Pit Stop

PUBLISHED : Wednesday, 02 July, 2008, 12:00am
UPDATED : Wednesday, 02 July, 2008, 12:00am

I'm off to Silverstone this weekend, and I can't wait. There is a very special atmosphere about the place which I love, and which I imagine is the very thing that makes Bernie Ecclestone hate it.

One of the defining things about England in summer is the country fair. Whether it is the small affair around the village green or the big county show, the idea is the same. People turn up to trudge around the grass (or mud if you're unlucky) to be entertained and eat food turned out in tented kitchens or fast-food vans.

When it comes to the British Grand Prix, the entertainment is more than a tad better than the average country fair, but a lot of the elements are similar. From car parking in fields to paying a fortune for a dodgy burger, it's just like going to a country show, balloon fiesta or other such English summer madness.

I think that's why the average British race goer isn't complaining too loudly. That sort of service is imprinted on their DNA. It's not the same for Ecclestone, who lives in the rarefied surroundings of corporate grandness. For the beautiful people, Silverstone isn't quite Monaco.

Last year, I had the good fortune to have a pass to the Paddock Club, the hottest ticket at the circuit. I didn't have to bother with burger vans because I was tucking into fine food at the Toyota tent. That's right, the Paddock Club is a tented village at Silverstone, and although I was as happy as a pig in mud, I imagine some higher-end clientele might be allergic to canvas.
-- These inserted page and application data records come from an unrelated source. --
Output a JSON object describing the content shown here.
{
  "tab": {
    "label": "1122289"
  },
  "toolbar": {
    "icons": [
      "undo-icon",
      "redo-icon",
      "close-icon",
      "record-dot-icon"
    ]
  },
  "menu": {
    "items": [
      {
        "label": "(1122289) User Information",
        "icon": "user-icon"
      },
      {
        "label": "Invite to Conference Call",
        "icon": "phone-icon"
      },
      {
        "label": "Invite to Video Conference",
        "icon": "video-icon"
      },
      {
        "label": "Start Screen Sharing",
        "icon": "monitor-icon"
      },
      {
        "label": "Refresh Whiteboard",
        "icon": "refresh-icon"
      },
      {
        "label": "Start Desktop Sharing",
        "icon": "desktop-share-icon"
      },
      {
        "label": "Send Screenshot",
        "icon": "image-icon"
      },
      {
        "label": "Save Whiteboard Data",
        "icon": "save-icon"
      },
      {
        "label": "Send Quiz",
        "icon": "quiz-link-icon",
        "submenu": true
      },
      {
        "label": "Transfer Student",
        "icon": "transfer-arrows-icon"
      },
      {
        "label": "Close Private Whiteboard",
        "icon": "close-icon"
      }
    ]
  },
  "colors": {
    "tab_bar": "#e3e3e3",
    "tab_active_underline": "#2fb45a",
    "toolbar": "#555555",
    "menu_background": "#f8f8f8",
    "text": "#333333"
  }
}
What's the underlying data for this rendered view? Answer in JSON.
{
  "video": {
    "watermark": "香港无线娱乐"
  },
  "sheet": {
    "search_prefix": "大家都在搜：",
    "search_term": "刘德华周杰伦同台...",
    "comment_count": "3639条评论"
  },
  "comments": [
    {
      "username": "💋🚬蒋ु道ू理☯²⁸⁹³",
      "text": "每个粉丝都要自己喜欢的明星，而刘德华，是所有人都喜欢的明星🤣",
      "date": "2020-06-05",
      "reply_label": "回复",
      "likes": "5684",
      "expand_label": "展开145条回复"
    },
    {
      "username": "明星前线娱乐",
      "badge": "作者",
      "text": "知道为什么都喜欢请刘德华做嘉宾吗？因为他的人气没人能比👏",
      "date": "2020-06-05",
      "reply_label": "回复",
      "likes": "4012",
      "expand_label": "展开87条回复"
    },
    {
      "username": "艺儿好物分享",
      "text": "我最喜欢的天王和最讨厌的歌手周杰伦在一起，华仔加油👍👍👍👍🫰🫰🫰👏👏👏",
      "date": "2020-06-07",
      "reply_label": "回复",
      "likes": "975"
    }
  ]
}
Of course, facilities for the teams are far from ideal and the pits are not up to scratch for F1. But the track's owners have plans to upgrade those soon. One thing they are not able to change is the amount they pay to Ecclestone's organisation to hold the event. It's a lot of money, US$22 million, but just a third of the cash that the new Asian and Middle Eastern tracks rustle up annually.

That may explain the yearly grumble from Bernie and his threat to remove this historic race from the calendar, or send it up the road to Donington Park. New, Hermann Tilke-designed tracks in places that have never heard of the credit crunch are the vogue nowadays as the super rich flock with shiny passes around their necks. But surely there is space to tear around an old aerodrome, while we of the great unwashed sit on a grassy bank and watch the race munching on a burger. It's the British thing to do.

The big puzzle is who will we see triumph at Silverstone after a start to the season that has been nothing if not unpredictable. Who would have thought Robert Kubica would have had his moment at the top of the championship? And now Felipe Massa is enjoying his moment in the sun. It's surprising, considering how he was meant to be in the shade of Kimi Raikkonen at Ferrari. After a disastrous first two rounds it seemed to be going that way. But now he has three wins under his belt, and you wouldn't be branded mad for having a flutter on him to win the championship.

I interviewed him a few years back, when he was at Sauber. A charming man, you sensed he had an immense inner belief. He's shown a bit of steel to come back from his misfortunes at the start of the year. The paddock whisperers who said he'd soon be gone in favour of Fernando Alonso should be blushing as red as a Ferrari.